void main() async {
  FbDb db = await FbDb.attach(
    host: "localhost",
    database: "employee",
    user: "SYSDBA",
    password: "masterkey",
  final q = db.query();
  await q.openCursor(
      sql: "select FIRST_NAME, LAST_NAME "
          "from EMPLOYEE "
          "order by LAST_NAME "
          "rows 10 ",
  await for (var r in q.rows()) {
    print("${r['LAST_NAME']}, ${r['FIRST_NAME']}");
  await q.close();
  await db.detach();

Add FbDb as the project dependency:

dart pub add fbdb

copy the Firebird client library (on Windows it would mean fbclient.dll and its dependencies: msvcp140.dll and vcruntime140.dll) to the project directory and run the example:

dart run

You should see a list of 10 employee names in your console (or an error message if something went wrong):

Baldwin, Janet
Bender, Oliver H.
Bennet, Ann
Bishop, Dana
Brown, Kelly
Burbank, Jennifer M.
Cook, Kevin
De Souza, Roger
Ferrari, Roberto
Fisher, Pete

4. Additional information

4.1. Issues
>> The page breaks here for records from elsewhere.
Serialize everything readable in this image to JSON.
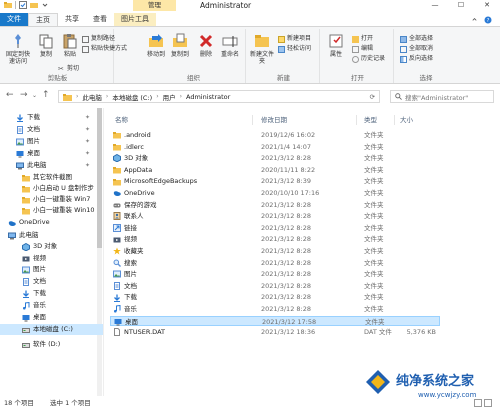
{
  "window": {
    "title": "Administrator",
    "manage_tab": "管理",
    "minimize": "—",
    "maximize": "☐",
    "close": "✕"
  },
  "ribbon_tabs": [
    {
      "label": "文件"
    },
    {
      "label": "主页"
    },
    {
      "label": "共享"
    },
    {
      "label": "查看"
    },
    {
      "label": "图片工具"
    }
  ],
  "ribbon": {
    "clipboard": {
      "label": "剪贴板",
      "pin": "固定到快速访问",
      "copy": "复制",
      "paste": "粘贴",
      "cut": "剪切",
      "copy_path": "复制路径",
      "paste_shortcut": "粘贴快捷方式"
    },
    "organize": {
      "label": "组织",
      "move_to": "移动到",
      "copy_to": "复制到",
      "delete": "删除",
      "rename": "重命名"
    },
    "new": {
      "label": "新建",
      "new_folder": "新建文件夹",
      "new_item": "新建项目",
      "easy_access": "轻松访问"
    },
    "open": {
      "label": "打开",
      "properties": "属性",
      "open": "打开",
      "edit": "编辑",
      "history": "历史记录"
    },
    "select": {
      "label": "选择",
      "select_all": "全部选择",
      "select_none": "全部取消",
      "invert": "反向选择"
    }
  },
  "address": {
    "crumbs": [
      "此电脑",
      "本地磁盘 (C:)",
      "用户",
      "Administrator"
    ],
    "search_placeholder": "搜索\"Administrator\""
  },
  "nav_items": [
    {
      "label": "下载",
      "icon": "download-icon",
      "pinned": true
    },
    {
      "label": "文档",
      "icon": "document-icon",
      "pinned": true
    },
    {
      "label": "图片",
      "icon": "picture-icon",
      "pinned": true
    },
    {
      "label": "桌面",
      "icon": "desktop-icon",
      "pinned": true
    },
    {
      "label": "此电脑",
      "icon": "computer-icon",
      "pinned": true
    },
    {
      "label": "其它软件截图",
      "icon": "folder-icon",
      "pinned": false
    },
    {
      "label": "小白启动 U 盘制作步",
      "icon": "folder-icon",
      "pinned": false
    },
    {
      "label": "小白一键重装 Win7",
      "icon": "folder-icon",
      "pinned": false
    },
    {
      "label": "小白一键重装 Win10",
      "icon": "folder-icon",
      "pinned": false
    },
    {
      "label": "OneDrive",
      "icon": "onedrive-icon",
      "pinned": false
    },
    {
      "label": "此电脑",
      "icon": "computer-icon",
      "pinned": false
    },
    {
      "label": "3D 对象",
      "icon": "3d-objects-icon",
      "pinned": false
    },
    {
      "label": "视频",
      "icon": "video-icon",
      "pinned": false
    },
    {
      "label": "图片",
      "icon": "picture-icon",
      "pinned": false
    },
    {
      "label": "文档",
      "icon": "document-icon",
      "pinned": false
    },
    {
      "label": "下载",
      "icon": "download-icon",
      "pinned": false
    },
    {
      "label": "音乐",
      "icon": "music-icon",
      "pinned": false
    },
    {
      "label": "桌面",
      "icon": "desktop-icon",
      "pinned": false
    },
    {
      "label": "本地磁盘 (C:)",
      "icon": "drive-icon",
      "pinned": false,
      "selected": true
    },
    {
      "label": "软件 (D:)",
      "icon": "drive-icon",
      "pinned": false
    }
  ],
  "columns": {
    "name": "名称",
    "date": "修改日期",
    "type": "类型",
    "size": "大小"
  },
  "files": [
    {
      "name": ".android",
      "date": "2019/12/6 16:02",
      "type": "文件夹",
      "size": "",
      "icon": "folder-icon"
    },
    {
      "name": ".idlerc",
      "date": "2021/1/4 14:07",
      "type": "文件夹",
      "size": "",
      "icon": "folder-icon"
    },
    {
      "name": "3D 对象",
      "date": "2021/3/12 8:28",
      "type": "文件夹",
      "size": "",
      "icon": "3d-objects-icon"
    },
    {
      "name": "AppData",
      "date": "2020/11/11 8:22",
      "type": "文件夹",
      "size": "",
      "icon": "folder-icon"
    },
    {
      "name": "MicrosoftEdgeBackups",
      "date": "2021/3/12 8:39",
      "type": "文件夹",
      "size": "",
      "icon": "folder-icon"
    },
    {
      "name": "OneDrive",
      "date": "2020/10/10 17:16",
      "type": "文件夹",
      "size": "",
      "icon": "onedrive-icon"
    },
    {
      "name": "保存的游戏",
      "date": "2021/3/12 8:28",
      "type": "文件夹",
      "size": "",
      "icon": "saved-games-icon"
    },
    {
      "name": "联系人",
      "date": "2021/3/12 8:28",
      "type": "文件夹",
      "size": "",
      "icon": "contacts-icon"
    },
    {
      "name": "链接",
      "date": "2021/3/12 8:28",
      "type": "文件夹",
      "size": "",
      "icon": "links-icon"
    },
    {
      "name": "视频",
      "date": "2021/3/12 8:28",
      "type": "文件夹",
      "size": "",
      "icon": "video-icon"
    },
    {
      "name": "收藏夹",
      "date": "2021/3/12 8:28",
      "type": "文件夹",
      "size": "",
      "icon": "favorites-icon"
    },
    {
      "name": "搜索",
      "date": "2021/3/12 8:28",
      "type": "文件夹",
      "size": "",
      "icon": "search-folder-icon"
    },
    {
      "name": "图片",
      "date": "2021/3/12 8:28",
      "type": "文件夹",
      "size": "",
      "icon": "picture-icon"
    },
    {
      "name": "文档",
      "date": "2021/3/12 8:28",
      "type": "文件夹",
      "size": "",
      "icon": "document-icon"
    },
    {
      "name": "下载",
      "date": "2021/3/12 8:28",
      "type": "文件夹",
      "size": "",
      "icon": "download-icon"
    },
    {
      "name": "音乐",
      "date": "2021/3/12 8:28",
      "type": "文件夹",
      "size": "",
      "icon": "music-icon"
    },
    {
      "name": "桌面",
      "date": "2021/3/12 17:58",
      "type": "文件夹",
      "size": "",
      "icon": "desktop-icon",
      "selected": true
    },
    {
      "name": "NTUSER.DAT",
      "date": "2021/3/12 18:36",
      "type": "DAT 文件",
      "size": "5,376 KB",
      "icon": "file-icon"
    }
  ],
  "status": {
    "count": "18 个项目",
    "selected": "选中 1 个项目"
  },
  "watermark": {
    "text": "纯净系统之家",
    "url": "www.ycwjzy.com"
  },
  "colors": {
    "accent": "#1979ca",
    "selection": "#cce8ff",
    "folder": "#f5c451"
  }
}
Please report issues via Github Issues in the Github repository of the package.

4.2. Contributing

Currently, I'm still working on completing the core functionality I'd like to be included in the library (see the roadmap below), and to improve test coverage.

Therefore, at this moment, I don't accept pull requests.

However, you're most welcome to provide additional tutorials, examples and guides, to help other users get familiar with the library (I'd be happy to put links to them here), as well as to report any bugs you discover, to improve the quality of the library.

4.3. Commercial support

If you need specific commercial support of FbDb, please contact the author (fbdb @at@ hipercom.pl) and something can be worked out.

4.4. Roadmap

The following features are planned for the future releases of FbDb:

  • backward compatibility with Firebird 3.0 client library,
  • more utility methods, similar to selectOne / selectAll (to save typing),
  • multiple explicit concurrent transactions,
  • prepared statements optimized for multiple executions,
  • support for time with time zone and timestamp with time zone data types,
  • abstractions for metadata querying (table structure, constraints, indices, relationships, etc.),
  • support for Firebird array types,
  • high-level API for Firebird service manager,
  • high-level API for Firebird events,
  • abstractions for server / database statistics,
  • implementation of the Firebird wire protocol to use FbDb without the native client libraries.


Access Firebird databases via libfbclient native client library.
Access Firebird databases via libfbclient native client library.